Print the records exactly and in full, please; the pictures stay out.

[[ TASK INPUTS open ]]

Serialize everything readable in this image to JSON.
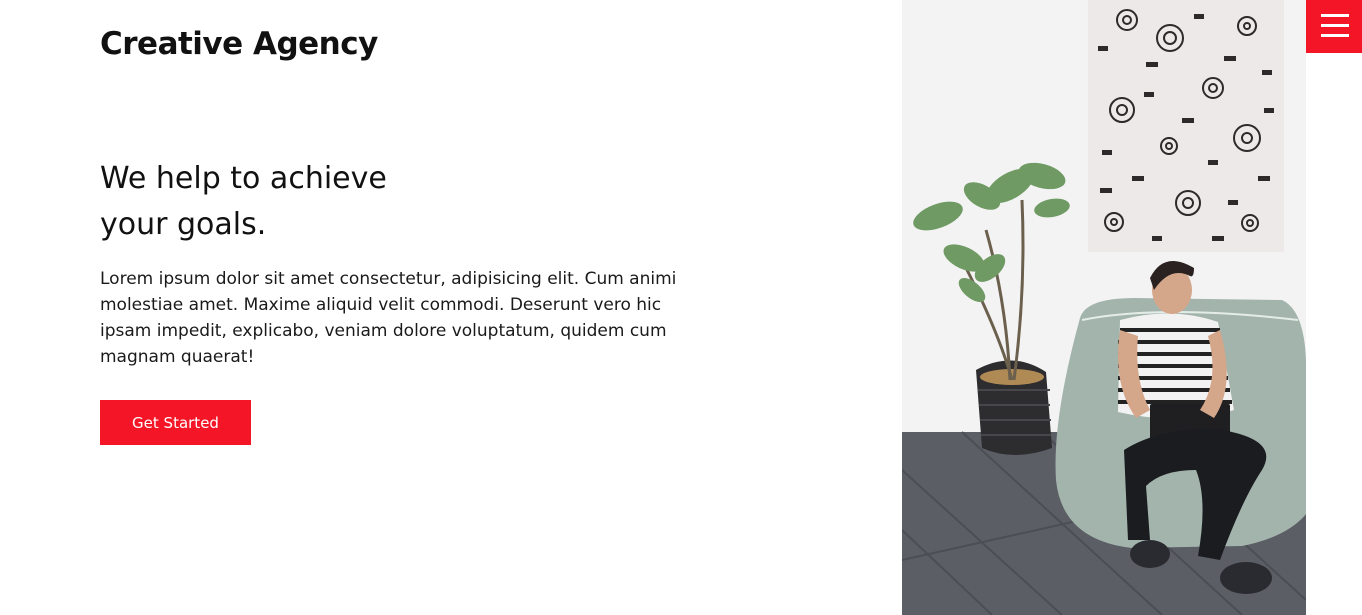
{
  "header": {
    "brand": "Creative Agency",
    "menu_icon": "hamburger-menu-icon"
  },
  "hero": {
    "heading_line1": "We help to achieve",
    "heading_line2": "your goals.",
    "body": "Lorem ipsum dolor sit amet consectetur, adipisicing elit. Cum animi molestiae amet. Maxime aliquid velit commodi. Deserunt vero hic ipsam impedit, explicabo, veniam dolore voluptatum, quidem cum magnam quaerat!",
    "cta_label": "Get Started",
    "image_alt": "Man with laptop sitting on a bean bag next to a potted plant"
  },
  "colors": {
    "accent": "#f41527",
    "text": "#111111",
    "background": "#ffffff"
  }
}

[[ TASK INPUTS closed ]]

| RESULT |
Serialize everything readable in this image to JSON.
{
  "header": {
    "brand": "Creative Agency",
    "menu_icon": "hamburger-menu-icon"
  },
  "hero": {
    "heading_line1": "We help to achieve",
    "heading_line2": "your goals.",
    "body": "Lorem ipsum dolor sit amet consectetur, adipisicing elit. Cum animi molestiae amet. Maxime aliquid velit commodi. Deserunt vero hic ipsam impedit, explicabo, veniam dolore voluptatum, quidem cum magnam quaerat!",
    "cta_label": "Get Started",
    "image_alt": "Man with laptop sitting on a bean bag next to a potted plant"
  },
  "colors": {
    "accent": "#f41527",
    "text": "#111111",
    "background": "#ffffff"
  }
}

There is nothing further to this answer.